■ WHAT IS NEEDED: Filter the records below and copy every line containing the word "label".

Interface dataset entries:
::::::

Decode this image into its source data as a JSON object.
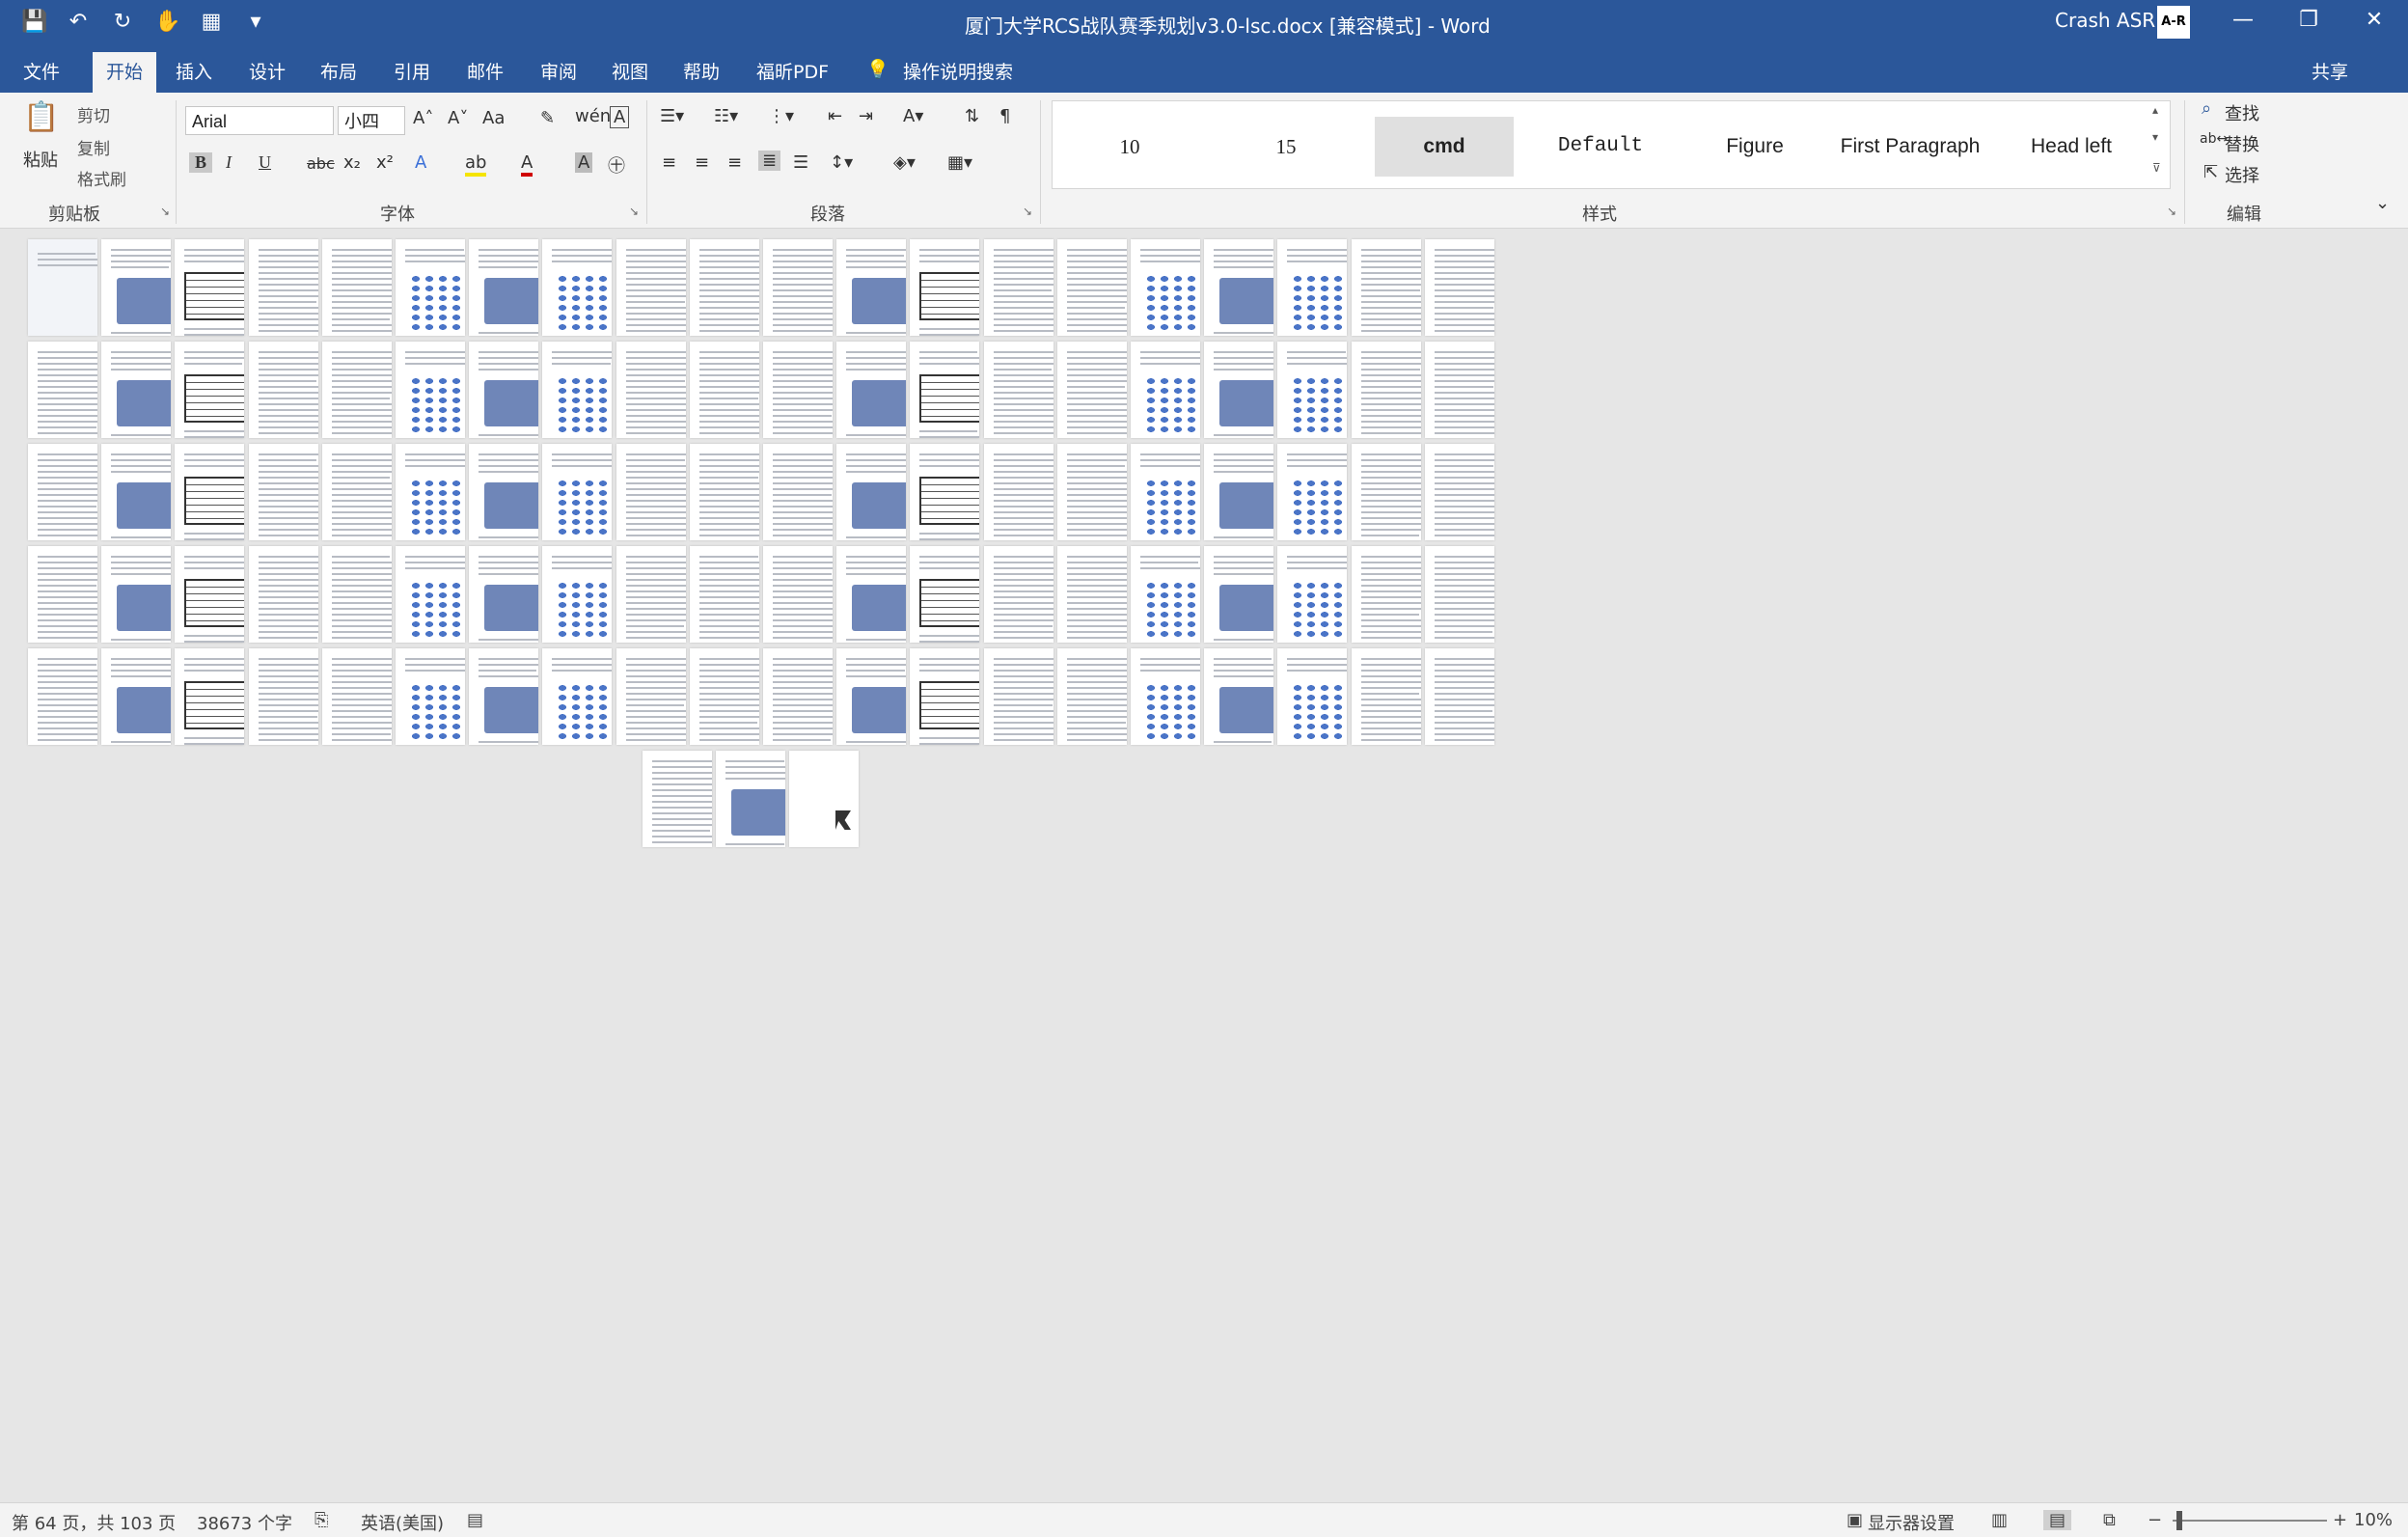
{
  "window": {
    "title": "厦门大学RCS战队赛季规划v3.0-lsc.docx [兼容模式] - Word",
    "user": "Crash ASR",
    "avatar_text": "A-R",
    "min_glyph": "—",
    "max_glyph": "❐",
    "close_glyph": "✕"
  },
  "qat": {
    "save": "💾",
    "undo": "↶",
    "redo": "↻",
    "touch": "✋",
    "table": "▦",
    "more": "▾"
  },
  "tabs": [
    "文件",
    "开始",
    "插入",
    "设计",
    "布局",
    "引用",
    "邮件",
    "审阅",
    "视图",
    "帮助",
    "福昕PDF",
    "操作说明搜索"
  ],
  "share": "共享",
  "clipboard": {
    "paste": "粘贴",
    "cut": "剪切",
    "copy": "复制",
    "format_painter": "格式刷",
    "label": "剪贴板"
  },
  "font": {
    "name": "Arial",
    "size": "小四",
    "bold": "B",
    "italic": "I",
    "underline": "U",
    "strike": "abc",
    "label": "字体"
  },
  "paragraph": {
    "label": "段落"
  },
  "styles": {
    "items": [
      "10",
      "15",
      "cmd",
      "Default",
      "Figure",
      "First Paragraph",
      "Head left"
    ],
    "label": "样式"
  },
  "editing": {
    "find": "查找",
    "replace": "替换",
    "select": "选择",
    "label": "编辑"
  },
  "status": {
    "page": "第 64 页，共 103 页",
    "words": "38673 个字",
    "language": "英语(美国)",
    "display": "显示器设置",
    "zoom": "10%"
  },
  "document": {
    "page_count": 103
  }
}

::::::

■ SOLUTION TO THIS PROBLEM:
    "label": "剪贴板"
    "label": "字体"
    "label": "段落"
    "label": "样式"
    "label": "编辑"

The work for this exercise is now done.